- Neuroleptics: Neuroleptics are usually prescribed when extreme anxiety or delusions occur. However, the side effects of this drug can be very severe, so the use should be carefully considered and possible risks and costs should be weighed against the benefits.
6. Antidepressants take time.
It usually takes about 4 weeks to begin to feel better with antidepressants. If after four to six weeks you don’t begin to notice an improvement, you should contact your mental healthcare practitioner to adjust or change the medication.
7. There are differing views regarding efficacy.
Antidepressants have been around for a long time, but not everyone is convinced of their efficacy. Research has shown that there is a benefit from treatment with antidepressants.
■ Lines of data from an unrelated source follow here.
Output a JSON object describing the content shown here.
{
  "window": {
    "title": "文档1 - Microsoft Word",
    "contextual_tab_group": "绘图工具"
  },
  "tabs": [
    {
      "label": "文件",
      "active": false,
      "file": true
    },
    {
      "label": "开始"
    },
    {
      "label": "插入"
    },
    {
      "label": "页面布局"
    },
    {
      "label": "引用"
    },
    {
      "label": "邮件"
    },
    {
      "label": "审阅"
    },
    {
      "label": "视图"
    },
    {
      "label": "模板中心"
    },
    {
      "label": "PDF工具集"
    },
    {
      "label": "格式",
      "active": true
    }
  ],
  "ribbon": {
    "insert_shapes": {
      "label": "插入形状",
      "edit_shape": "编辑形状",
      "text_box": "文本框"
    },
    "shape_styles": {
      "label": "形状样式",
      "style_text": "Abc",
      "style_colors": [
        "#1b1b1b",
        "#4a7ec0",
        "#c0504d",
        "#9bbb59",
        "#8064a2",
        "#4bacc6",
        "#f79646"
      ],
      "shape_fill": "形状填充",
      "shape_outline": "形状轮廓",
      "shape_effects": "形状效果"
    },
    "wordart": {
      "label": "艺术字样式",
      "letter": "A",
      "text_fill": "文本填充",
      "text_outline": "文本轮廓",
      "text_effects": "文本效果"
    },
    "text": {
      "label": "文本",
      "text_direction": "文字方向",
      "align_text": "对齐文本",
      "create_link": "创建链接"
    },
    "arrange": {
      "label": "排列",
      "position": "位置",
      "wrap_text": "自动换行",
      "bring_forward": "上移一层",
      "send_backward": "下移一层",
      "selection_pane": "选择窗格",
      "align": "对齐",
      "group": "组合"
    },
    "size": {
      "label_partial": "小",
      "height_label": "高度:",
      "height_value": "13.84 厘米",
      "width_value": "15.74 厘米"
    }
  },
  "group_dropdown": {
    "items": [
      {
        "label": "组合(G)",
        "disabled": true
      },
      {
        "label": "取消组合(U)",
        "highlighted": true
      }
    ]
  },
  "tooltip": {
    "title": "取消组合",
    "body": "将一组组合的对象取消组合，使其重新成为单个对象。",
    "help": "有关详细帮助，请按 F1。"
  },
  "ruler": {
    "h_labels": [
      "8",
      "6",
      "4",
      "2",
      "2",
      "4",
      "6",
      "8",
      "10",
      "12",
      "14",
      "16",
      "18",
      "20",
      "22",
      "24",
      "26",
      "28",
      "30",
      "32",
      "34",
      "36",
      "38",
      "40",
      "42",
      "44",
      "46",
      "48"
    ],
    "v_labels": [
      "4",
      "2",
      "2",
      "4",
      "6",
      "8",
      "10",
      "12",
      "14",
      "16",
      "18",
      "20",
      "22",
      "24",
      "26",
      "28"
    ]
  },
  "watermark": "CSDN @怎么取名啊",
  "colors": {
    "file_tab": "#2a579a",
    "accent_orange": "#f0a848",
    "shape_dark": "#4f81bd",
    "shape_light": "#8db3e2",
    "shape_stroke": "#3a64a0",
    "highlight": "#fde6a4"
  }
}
However, the degree to this effectiveness is not clear and how much might actually reflect a “placebo effect.” A study by Kirsch and colleagues found that the symptoms of people with mild- to moderate depression did not improve with the antidepressants any more than the group who took a placebo. However, those with severe depression did show a higher benefit from the medication than those taking the placebo.
The recommendations according to medical standards are as follows:
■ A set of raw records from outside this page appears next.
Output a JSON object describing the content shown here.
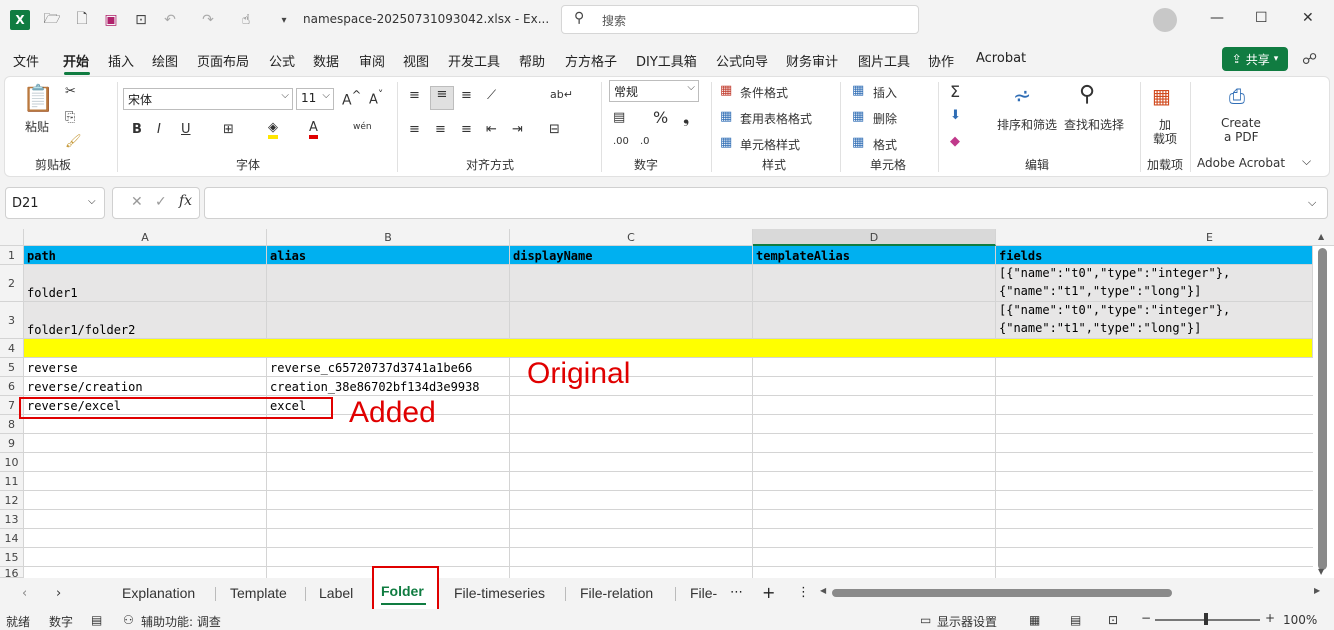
{
  "title_bar": {
    "filename": "namespace-20250731093042.xlsx  -  Ex...",
    "search_placeholder": "搜索"
  },
  "menu": [
    "文件",
    "开始",
    "插入",
    "绘图",
    "页面布局",
    "公式",
    "数据",
    "审阅",
    "视图",
    "开发工具",
    "帮助",
    "方方格子",
    "DIY工具箱",
    "公式向导",
    "财务审计",
    "图片工具",
    "协作",
    "Acrobat"
  ],
  "share_label": "共享",
  "ribbon": {
    "paste": "粘贴",
    "clipboard": "剪贴板",
    "font_name": "宋体",
    "font_size": "11",
    "font_group": "字体",
    "align_group": "对齐方式",
    "number_format": "常规",
    "number_group": "数字",
    "cond_format": "条件格式",
    "table_format": "套用表格格式",
    "cell_style": "单元格样式",
    "style_group": "样式",
    "insert": "插入",
    "delete": "删除",
    "format": "格式",
    "cells_group": "单元格",
    "sort_filter": "排序和筛选",
    "find_select": "查找和选择",
    "edit_group": "编辑",
    "addin_line1": "加",
    "addin_line2": "载项",
    "addin_group": "加载项",
    "pdf_line1": "Create",
    "pdf_line2": "a PDF",
    "acrobat_group": "Adobe Acrobat"
  },
  "name_box": "D21",
  "fx": "fx",
  "columns": [
    "A",
    "B",
    "C",
    "D",
    "E"
  ],
  "rows": [
    "1",
    "2",
    "3",
    "4",
    "5",
    "6",
    "7",
    "8",
    "9",
    "10",
    "11",
    "12",
    "13",
    "14",
    "15",
    "16"
  ],
  "cells": {
    "A1": "path",
    "B1": "alias",
    "C1": "displayName",
    "D1": "templateAlias",
    "E1": "fields",
    "A2": "folder1",
    "E2": "[{\"name\":\"t0\",\"type\":\"integer\"},\n{\"name\":\"t1\",\"type\":\"long\"}]",
    "A3": "folder1/folder2",
    "E3": "[{\"name\":\"t0\",\"type\":\"integer\"},\n{\"name\":\"t1\",\"type\":\"long\"}]",
    "A5": "reverse",
    "B5": "reverse_c65720737d3741a1be66",
    "A6": "reverse/creation",
    "B6": "creation_38e86702bf134d3e9938",
    "A7": "reverse/excel",
    "B7": "excel"
  },
  "annotations": {
    "original": "Original",
    "added": "Added"
  },
  "tabs": [
    "Explanation",
    "Template",
    "Label",
    "Folder",
    "File-timeseries",
    "File-relation",
    "File-…"
  ],
  "active_tab": "Folder",
  "status": {
    "ready": "就绪",
    "numlock": "数字",
    "accessibility": "辅助功能: 调查",
    "display_settings": "显示器设置",
    "zoom": "100%"
  },
  "colors": {
    "header_blue": "#00b0f0",
    "row_gray": "#e7e6e6",
    "highlight_yellow": "#ffff00",
    "annotation_red": "#e00000",
    "excel_green": "#107c41"
  }
}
Mild depressive episode: Psychotherapy has shown the best results. Medication shouldn’t be the first choice but can be used if there were previous depressive episodes in the past or if the person affected had positive experiences using medication before. Medication may also be considered if no other options for treatment are available.
Moderate depressive episode: Either medication or psychotherapy can be used, as they have shown comparable effectiveness in studies. A combination of both hasn’t shown better results, so people affected should try out one treatment option and consider a combination only if the treatment isn’t successful. A combination can be used if there were previous depressive episodes or if the person affected showed good results with medication before.
Major depressive episode: A combination of medication and psychotherapy seems to be the most effective treatment option, as it shows better results than using either psychotherapy or medication on their own.
Concerning long-term solutions, cognitive behavioral therapy (CBT) has been proven to prevent the reoccurrence of depression. Psychotherapy in general shows lower rates of reoccuring depressive episodes than medication.
8. Certain substances are addictive.
Sleeping pills and tranquilizers are highly addictive and should only be taken under the care of a healthcare practitioner and in acute and severe situations. While tranquilizers such as benzodiazepines do not function as antidepressants, they do help with relaxation and can alleviate sleeping problems. Because of their extremely high risk of addiction, however, use extreme caution when taking them and always consult a doctor before use.
9. Education has to come before medication.
Consider carefully and be sure to educate yourself fully on the various treatment options for depression before beginning any medication. Discuss all your options with your therapist or doctor and inform yourself about the chances, risks, and consequences of different treatment options.
Is Medication Right for Me?
Medication can be an effective treatment option for depression, especially if your symptoms are severe or if you have experienced depressive episodes in your past. If your depressive symptoms are mild, however, and you’ve never before experienced depression, psychotherapy should be your first treatment choice.
Remember that in addition to psychotherapy and medication for depression, there are other actions you can take to help reduce symptoms. These include increasing your physical activity, eating a healthy diet, and engaging in more social activities. A holistic approach is always best. If you’d like more information about psychotherapy and your treatment options, you can find it here.